Seminary student Khoma stays in a farmhouse on his way home for vacation and is nearly seduced by an old woman who puts him under a spell and rides him like a horse. She then gets him to fly and he demands that they land, at which point he beats her into oblivion. In fact, he does the exact opposite of hitting her with the ugly stick. When his attack is finished, she’s now a young woman, but on the broke of death.
After she expires, her rich father demands that Khorma — he has no idea that the young priest killed her — pray for her soul for the next three nights. Soon, he learns that he’s not the only man that she’s bewitched.
That night, when Khorma enters the church, the girl rises from her coffin and tries to find him. He protects himself with a circle of chalk, but must spend the entire night vigilant that she doesn’t attack him.

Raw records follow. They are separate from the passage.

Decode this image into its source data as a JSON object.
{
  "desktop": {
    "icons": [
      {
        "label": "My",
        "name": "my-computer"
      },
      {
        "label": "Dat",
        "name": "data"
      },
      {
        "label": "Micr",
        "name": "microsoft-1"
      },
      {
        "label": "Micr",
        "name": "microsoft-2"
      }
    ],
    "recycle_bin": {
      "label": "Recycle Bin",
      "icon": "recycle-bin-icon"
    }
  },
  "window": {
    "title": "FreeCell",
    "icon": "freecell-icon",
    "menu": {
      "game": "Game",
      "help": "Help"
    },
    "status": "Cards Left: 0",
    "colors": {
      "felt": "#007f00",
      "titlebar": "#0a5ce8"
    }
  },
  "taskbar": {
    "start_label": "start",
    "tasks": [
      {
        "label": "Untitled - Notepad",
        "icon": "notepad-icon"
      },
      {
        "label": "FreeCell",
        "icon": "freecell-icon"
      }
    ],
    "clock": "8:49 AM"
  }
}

The second night, the girl’s coffin flies all over the church as birds appear all over the room. Khorma attempts to leave but the father tells him that he will get 1,000 lashes if he fails and 1,000 pieces of gold if he succeeds. He runs, as the witch has already tried to rob him of his sight and has turned his hair white.

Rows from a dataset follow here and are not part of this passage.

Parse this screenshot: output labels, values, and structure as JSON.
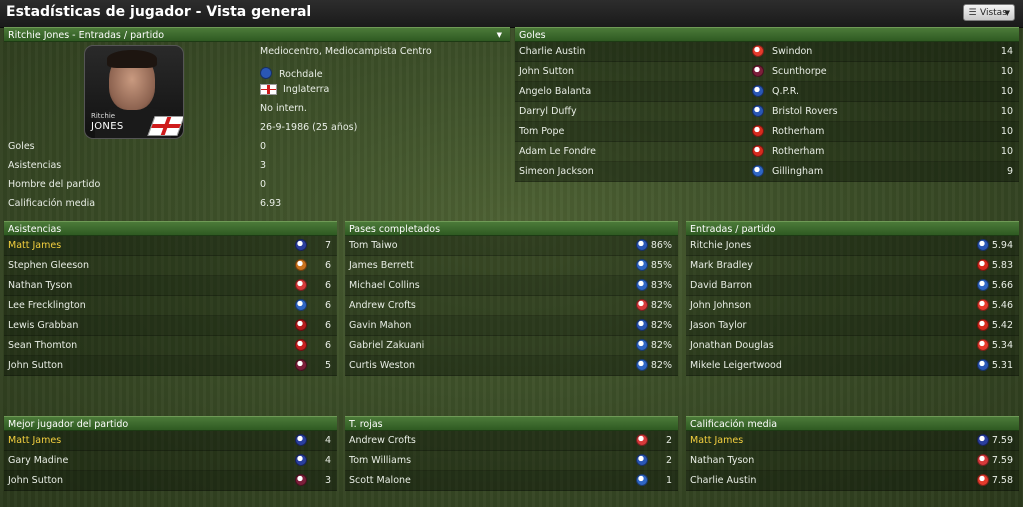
{
  "page": {
    "title": "Estadísticas de jugador - Vista general",
    "views_label": "Vistas"
  },
  "player": {
    "selector_label": "Ritchie Jones - Entradas / partido",
    "photo_first": "Ritchie",
    "photo_last": "JONES",
    "position": "Mediocentro, Mediocampista Centro",
    "club": "Rochdale",
    "nation": "Inglaterra",
    "intl": "No intern.",
    "dob": "26-9-1986 (25 años)",
    "stats": [
      {
        "label": "Goles",
        "value": "0"
      },
      {
        "label": "Asistencias",
        "value": "3"
      },
      {
        "label": "Hombre del partido",
        "value": "0"
      },
      {
        "label": "Calificación media",
        "value": "6.93"
      }
    ]
  },
  "goals": {
    "title": "Goles",
    "rows": [
      {
        "name": "Charlie Austin",
        "club": "Swindon",
        "value": "14",
        "color": "#e53b2c"
      },
      {
        "name": "John Sutton",
        "club": "Scunthorpe",
        "value": "10",
        "color": "#7c1f3a"
      },
      {
        "name": "Angelo Balanta",
        "club": "Q.P.R.",
        "value": "10",
        "color": "#2a57b5"
      },
      {
        "name": "Darryl Duffy",
        "club": "Bristol Rovers",
        "value": "10",
        "color": "#2a57b5"
      },
      {
        "name": "Tom Pope",
        "club": "Rotherham",
        "value": "10",
        "color": "#d62b1e"
      },
      {
        "name": "Adam Le Fondre",
        "club": "Rotherham",
        "value": "10",
        "color": "#d62b1e"
      },
      {
        "name": "Simeon Jackson",
        "club": "Gillingham",
        "value": "9",
        "color": "#2f66c4"
      }
    ]
  },
  "assists": {
    "title": "Asistencias",
    "rows": [
      {
        "name": "Matt James",
        "value": "7",
        "highlight": true,
        "color": "#2a3f9e"
      },
      {
        "name": "Stephen Gleeson",
        "value": "6",
        "highlight": false,
        "color": "#c9721d"
      },
      {
        "name": "Nathan Tyson",
        "value": "6",
        "highlight": false,
        "color": "#d63a3a"
      },
      {
        "name": "Lee Frecklington",
        "value": "6",
        "highlight": false,
        "color": "#2f66c4"
      },
      {
        "name": "Lewis Grabban",
        "value": "6",
        "highlight": false,
        "color": "#b51d1d"
      },
      {
        "name": "Sean Thomton",
        "value": "6",
        "highlight": false,
        "color": "#c82020"
      },
      {
        "name": "John Sutton",
        "value": "5",
        "highlight": false,
        "color": "#7c1f3a"
      }
    ]
  },
  "passes": {
    "title": "Pases completados",
    "rows": [
      {
        "name": "Tom Taiwo",
        "value": "86%",
        "color": "#2a57b5"
      },
      {
        "name": "James Berrett",
        "value": "85%",
        "color": "#2f66c4"
      },
      {
        "name": "Michael Collins",
        "value": "83%",
        "color": "#2f66c4"
      },
      {
        "name": "Andrew Crofts",
        "value": "82%",
        "color": "#d63a3a"
      },
      {
        "name": "Gavin Mahon",
        "value": "82%",
        "color": "#2a57b5"
      },
      {
        "name": "Gabriel Zakuani",
        "value": "82%",
        "color": "#2f66c4"
      },
      {
        "name": "Curtis Weston",
        "value": "82%",
        "color": "#2f66c4"
      }
    ]
  },
  "tackles": {
    "title": "Entradas / partido",
    "rows": [
      {
        "name": "Ritchie Jones",
        "value": "5.94",
        "color": "#2a57b5"
      },
      {
        "name": "Mark Bradley",
        "value": "5.83",
        "color": "#d62b1e"
      },
      {
        "name": "David Barron",
        "value": "5.66",
        "color": "#2f66c4"
      },
      {
        "name": "John Johnson",
        "value": "5.46",
        "color": "#e53b2c"
      },
      {
        "name": "Jason Taylor",
        "value": "5.42",
        "color": "#d62b1e"
      },
      {
        "name": "Jonathan Douglas",
        "value": "5.34",
        "color": "#e53b2c"
      },
      {
        "name": "Mikele Leigertwood",
        "value": "5.31",
        "color": "#2a57b5"
      }
    ]
  },
  "motm": {
    "title": "Mejor jugador del partido",
    "rows": [
      {
        "name": "Matt James",
        "value": "4",
        "highlight": true,
        "color": "#2a3f9e"
      },
      {
        "name": "Gary Madine",
        "value": "4",
        "highlight": false,
        "color": "#2a3f9e"
      },
      {
        "name": "John Sutton",
        "value": "3",
        "highlight": false,
        "color": "#7c1f3a"
      }
    ]
  },
  "reds": {
    "title": "T. rojas",
    "rows": [
      {
        "name": "Andrew Crofts",
        "value": "2",
        "color": "#d63a3a"
      },
      {
        "name": "Tom Williams",
        "value": "2",
        "color": "#2a57b5"
      },
      {
        "name": "Scott Malone",
        "value": "1",
        "color": "#2f66c4"
      }
    ]
  },
  "rating": {
    "title": "Calificación media",
    "rows": [
      {
        "name": "Matt James",
        "value": "7.59",
        "highlight": true,
        "color": "#2a3f9e"
      },
      {
        "name": "Nathan Tyson",
        "value": "7.59",
        "highlight": false,
        "color": "#d63a3a"
      },
      {
        "name": "Charlie Austin",
        "value": "7.58",
        "highlight": false,
        "color": "#e53b2c"
      }
    ]
  }
}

The final night a drunk Khorma contends with the girl one more time, but her demons cannot get past the chalk. They can’t, that is, until the monstrous spirit of Viy is conjured. The demons attack him, leaving him motionless in the middle of the chapel as the woman’s corpse crashes through her coffin, revealing her as an old woman once more.
While this movie is more than fifty years old, it still looks and feels amazing, as if it came from an alien world and somehow found ours.
You can watch Viy on Tubi. For the best possible version, turn to Severin. Their blu ray comes with an interview with Richard Stanley on the film, a documentary on the history of Russian fantasy films and three short films, Satan Exultant, The Queen of Spades, and The Portrait.
Viy is also streaming on Shudder.